Problem: Determine how many lines in the listing that follows include "Yellow". Answer only with that number.

Available data:
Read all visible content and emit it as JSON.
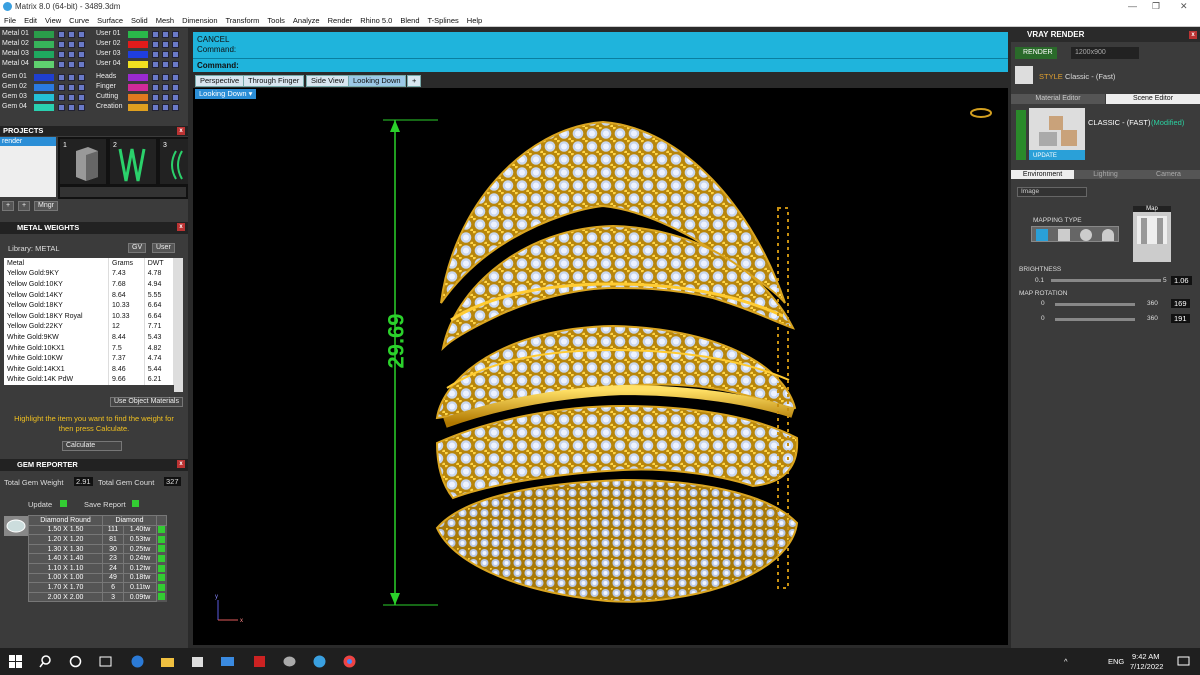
{
  "window": {
    "title": "Matrix 8.0 (64-bit) - 3489.3dm",
    "minimize_glyph": "—",
    "restore_glyph": "❐",
    "close_glyph": "✕"
  },
  "menu": [
    "File",
    "Edit",
    "View",
    "Curve",
    "Surface",
    "Solid",
    "Mesh",
    "Dimension",
    "Transform",
    "Tools",
    "Analyze",
    "Render",
    "Rhino 5.0",
    "Blend",
    "T-Splines",
    "Help"
  ],
  "layers": {
    "left": [
      {
        "name": "Metal 01",
        "color": "#2a9d4a"
      },
      {
        "name": "Metal 02",
        "color": "#37b35a"
      },
      {
        "name": "Metal 03",
        "color": "#1fa85f"
      },
      {
        "name": "Metal 04",
        "color": "#5fd06f"
      }
    ],
    "right": [
      {
        "name": "User 01",
        "color": "#2ab84a"
      },
      {
        "name": "User 02",
        "color": "#e21b1b"
      },
      {
        "name": "User 03",
        "color": "#1f3ee0"
      },
      {
        "name": "User 04",
        "color": "#f0e020"
      }
    ],
    "left2": [
      {
        "name": "Gem 01",
        "color": "#1f3fd0"
      },
      {
        "name": "Gem 02",
        "color": "#2a7ae0"
      },
      {
        "name": "Gem 03",
        "color": "#24c0d6"
      },
      {
        "name": "Gem 04",
        "color": "#2ad0b0"
      }
    ],
    "right2": [
      {
        "name": "Heads",
        "color": "#9a2ad0"
      },
      {
        "name": "Finger",
        "color": "#d02a9a"
      },
      {
        "name": "Cutting",
        "color": "#e07a1f"
      },
      {
        "name": "Creation",
        "color": "#e0a01f"
      }
    ]
  },
  "projects": {
    "title": "PROJECTS",
    "item": "render",
    "thumbs": [
      "1",
      "2",
      "3"
    ],
    "btn_plus": "+",
    "btn_up": "+",
    "btn_mngr": "Mngr"
  },
  "metal_weights": {
    "title": "METAL WEIGHTS",
    "library_label": "Library: METAL",
    "cols": [
      "Metal",
      "Grams",
      "DWT"
    ],
    "rows": [
      [
        "Yellow Gold:9KY",
        "7.43",
        "4.78"
      ],
      [
        "Yellow Gold:10KY",
        "7.68",
        "4.94"
      ],
      [
        "Yellow Gold:14KY",
        "8.64",
        "5.55"
      ],
      [
        "Yellow Gold:18KY",
        "10.33",
        "6.64"
      ],
      [
        "Yellow Gold:18KY Royal",
        "10.33",
        "6.64"
      ],
      [
        "Yellow Gold:22KY",
        "12",
        "7.71"
      ],
      [
        "White Gold:9KW",
        "8.44",
        "5.43"
      ],
      [
        "White Gold:10KX1",
        "7.5",
        "4.82"
      ],
      [
        "White Gold:10KW",
        "7.37",
        "4.74"
      ],
      [
        "White Gold:14KX1",
        "8.46",
        "5.44"
      ],
      [
        "White Gold:14K PdW",
        "9.66",
        "6.21"
      ]
    ],
    "use_object_materials": "Use Object Materials",
    "hint": "Highlight the item you want to find the weight for then press Calculate.",
    "calculate": "Calculate",
    "gv": "GV",
    "user": "User"
  },
  "gem_reporter": {
    "title": "GEM REPORTER",
    "total_weight_label": "Total Gem Weight",
    "total_weight": "2.91",
    "total_count_label": "Total Gem Count",
    "total_count": "327",
    "update": "Update",
    "save_report": "Save Report",
    "cols": [
      "Diamond Round",
      "Diamond"
    ],
    "rows": [
      [
        "1.50 X 1.50",
        "111",
        "1.40tw"
      ],
      [
        "1.20 X 1.20",
        "81",
        "0.53tw"
      ],
      [
        "1.30 X 1.30",
        "30",
        "0.25tw"
      ],
      [
        "1.40 X 1.40",
        "23",
        "0.24tw"
      ],
      [
        "1.10 X 1.10",
        "24",
        "0.12tw"
      ],
      [
        "1.00 X 1.00",
        "49",
        "0.18tw"
      ],
      [
        "1.70 X 1.70",
        "6",
        "0.11tw"
      ],
      [
        "2.00 X 2.00",
        "3",
        "0.09tw"
      ]
    ]
  },
  "command": {
    "line1": "CANCEL",
    "line2": "Command:",
    "prompt": "Command:"
  },
  "viewport_tabs": [
    "Perspective",
    "Through Finger",
    "Side View",
    "Looking Down"
  ],
  "active_tab": "Looking Down",
  "add_tab": "+",
  "viewport_label": "Looking Down",
  "dimension": "29.69",
  "axis": {
    "y": "y",
    "x": "x"
  },
  "vray": {
    "title": "VRAY RENDER",
    "render": "RENDER",
    "resolution": "1200x900",
    "style_label": "STYLE",
    "style_value": "Classic - (Fast)",
    "tabs": [
      "Material Editor",
      "Scene Editor"
    ],
    "preset": "CLASSIC - (FAST)",
    "modified": "(Modified)",
    "update": "UPDATE",
    "env_tabs": [
      "Environment",
      "Lighting",
      "Camera"
    ],
    "env_dropdown": "Image",
    "mapping_type": "MAPPING TYPE",
    "map": "Map",
    "brightness_label": "BRIGHTNESS",
    "brightness_min": "0.1",
    "brightness_max": "5",
    "brightness_val": "1.06",
    "map_rotation_label": "MAP ROTATION",
    "rot_min": "0",
    "rot_max": "360",
    "rot1": "169",
    "rot2": "191"
  },
  "taskbar": {
    "lang": "ENG",
    "time": "9:42 AM",
    "date": "7/12/2022"
  }
}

Solved exercise: 6